Dr. Daniel Fink is a leading noise activist based in the Los Angeles area. He serves on the board of the American Tinnitus Association, is the interim chair of Quiet Communities’s Health Advisory Council, and is the founding chair of The Quiet Coalition, an organization of science, health, and legal professionals concerned about the impacts of noise on health, environment, learning, productivity, and quality of life in America.

How a tsunami revealed human noise pollution

 

Photo credit: Calbear22, photo released into the public domain

Phys.org reports how a tsunami that struck Hawaii in 2011–caused by the same earthquake that hit Japan and created the tsunami that triggered the Fukushima nuclear disaster–caused a temporary halt to boat traffic that allowed scientists “a rare glimpse into what the bays might sound like without human activities.” By luck, the tsunami hit while “a Duke University-lead team was recording underwater sound in four bays” on Hawaii’s Kona coat.

It turns out that oceans are pretty loud.
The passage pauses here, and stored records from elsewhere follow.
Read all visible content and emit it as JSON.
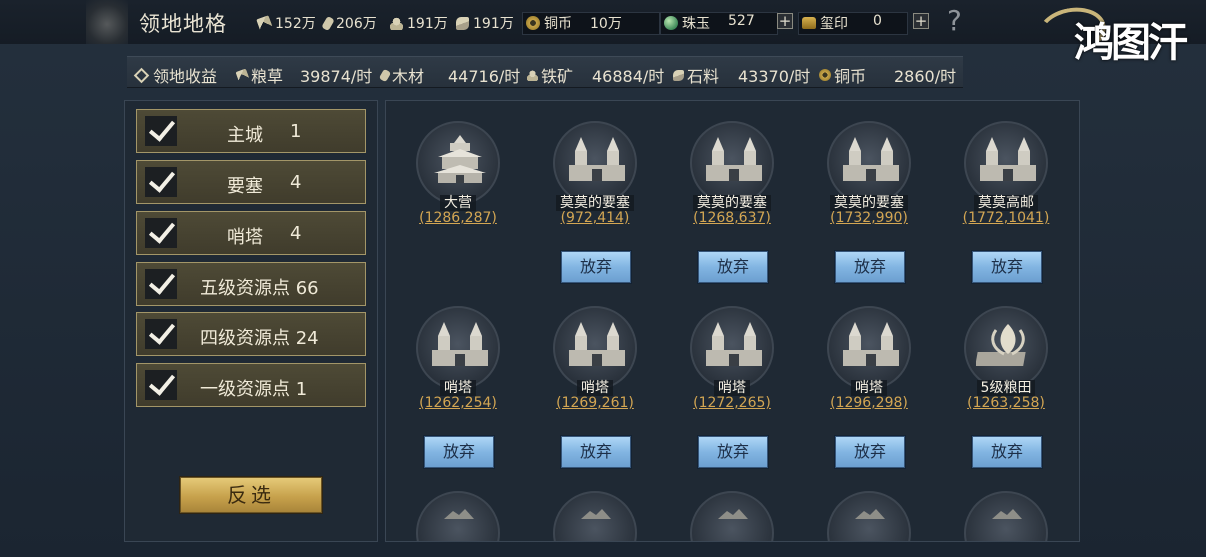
{
  "header": {
    "title": "领地地格",
    "resources": [
      {
        "icon": "grain-icon",
        "value": "152万"
      },
      {
        "icon": "wood-icon",
        "value": "206万"
      },
      {
        "icon": "iron-icon",
        "value": "191万"
      },
      {
        "icon": "stone-icon",
        "value": "191万"
      }
    ],
    "copper": {
      "label": "铜币",
      "value": "10万"
    },
    "jade": {
      "label": "珠玉",
      "value": "527",
      "plus": "+"
    },
    "seal": {
      "label": "玺印",
      "value": "0",
      "plus": "+"
    },
    "help": "?",
    "logo_text": "鸿图汗"
  },
  "income": {
    "title": "领地收益",
    "items": [
      {
        "icon": "grain-icon",
        "label": "粮草",
        "value": "39874/时"
      },
      {
        "icon": "wood-icon",
        "label": "木材",
        "value": "44716/时"
      },
      {
        "icon": "iron-icon",
        "label": "铁矿",
        "value": "46884/时"
      },
      {
        "icon": "stone-icon",
        "label": "石料",
        "value": "43370/时"
      },
      {
        "icon": "coin-icon",
        "label": "铜币",
        "value": "2860/时"
      }
    ]
  },
  "filters": [
    {
      "label": "主城",
      "count": "1",
      "checked": true
    },
    {
      "label": "要塞",
      "count": "4",
      "checked": true
    },
    {
      "label": "哨塔",
      "count": "4",
      "checked": true
    },
    {
      "label": "五级资源点 66",
      "count": "",
      "checked": true
    },
    {
      "label": "四级资源点 24",
      "count": "",
      "checked": true
    },
    {
      "label": "一级资源点 1",
      "count": "",
      "checked": true
    }
  ],
  "invert_label": "反选",
  "tiles": [
    {
      "name": "大营",
      "coord": "(1286,287)",
      "icon": "camp-icon",
      "abandon": ""
    },
    {
      "name": "莫莫的要塞",
      "coord": "(972,414)",
      "icon": "fortress-icon",
      "abandon": "放弃"
    },
    {
      "name": "莫莫的要塞",
      "coord": "(1268,637)",
      "icon": "fortress-icon",
      "abandon": "放弃"
    },
    {
      "name": "莫莫的要塞",
      "coord": "(1732,990)",
      "icon": "fortress-icon",
      "abandon": "放弃"
    },
    {
      "name": "莫莫高邮",
      "coord": "(1772,1041)",
      "icon": "fortress-icon",
      "abandon": "放弃"
    },
    {
      "name": "哨塔",
      "coord": "(1262,254)",
      "icon": "watchtower-icon",
      "abandon": "放弃"
    },
    {
      "name": "哨塔",
      "coord": "(1269,261)",
      "icon": "watchtower-icon",
      "abandon": "放弃"
    },
    {
      "name": "哨塔",
      "coord": "(1272,265)",
      "icon": "watchtower-icon",
      "abandon": "放弃"
    },
    {
      "name": "哨塔",
      "coord": "(1296,298)",
      "icon": "watchtower-icon",
      "abandon": "放弃"
    },
    {
      "name": "5级粮田",
      "coord": "(1263,258)",
      "icon": "grain-field-icon",
      "abandon": "放弃"
    }
  ]
}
On the day of the tsunami, the loudest part of the day reached 98.8 decibels. Why are oceans so loud? “Because sound waves travel and are amplified differently in water than in air.” But 98.8 decibels was quiet compared to a reading on a typical day, as noise from boat traffic can reach up to 125 decibels, and the sound from nearby sonar exercises tops 143 decibels.

So what did the Duke study conclude? It showed that humans created the loudest disruptions and boat traffic and sonar were “significant causes of noise in all four bays.” Human-made noise has long been a concern of conservationists who fear that “interactions caused by dolphin-encounter boat tours and other human activities” are disrupting dolphins’ sleeping behaviors and potentially interfering with their hunt for food, since dolphins rest in the bays during the day to ready themselves for the hunt at night.

Oysters can hear noise

 

Photo credit: Daniel Schwen licensed under CC BY-SA 4.0

and it’s stressing them out! Jean-Charles Massabuau, a marine biologist at the French National Centre for Scientific Research, was working on a different project when a diver noted he had never dived in such a noisy spot. Massabuabu wondered if the oysters in that location could hear the noise. After setting up an experiment to see if they would react (they did!) and how (shutting their shells), Massabuabu and team wrote up their findings. Although the oysters had a way to shut out the noise, it comes at a price–they can neither eat nor breathe when their shells are closed.

There is a well-established body of research about ocean sound, but Massabuabu thinks his study results suggest “we should expand our concerns about the impact of noise pollution beyond today’s focus on only dolphins and whales.”

We agree.

Though we must add that while noise pollution may stress out oysters, it’s probably pales in comparison to waiting to be shucked and served with a side of cocktail sauce.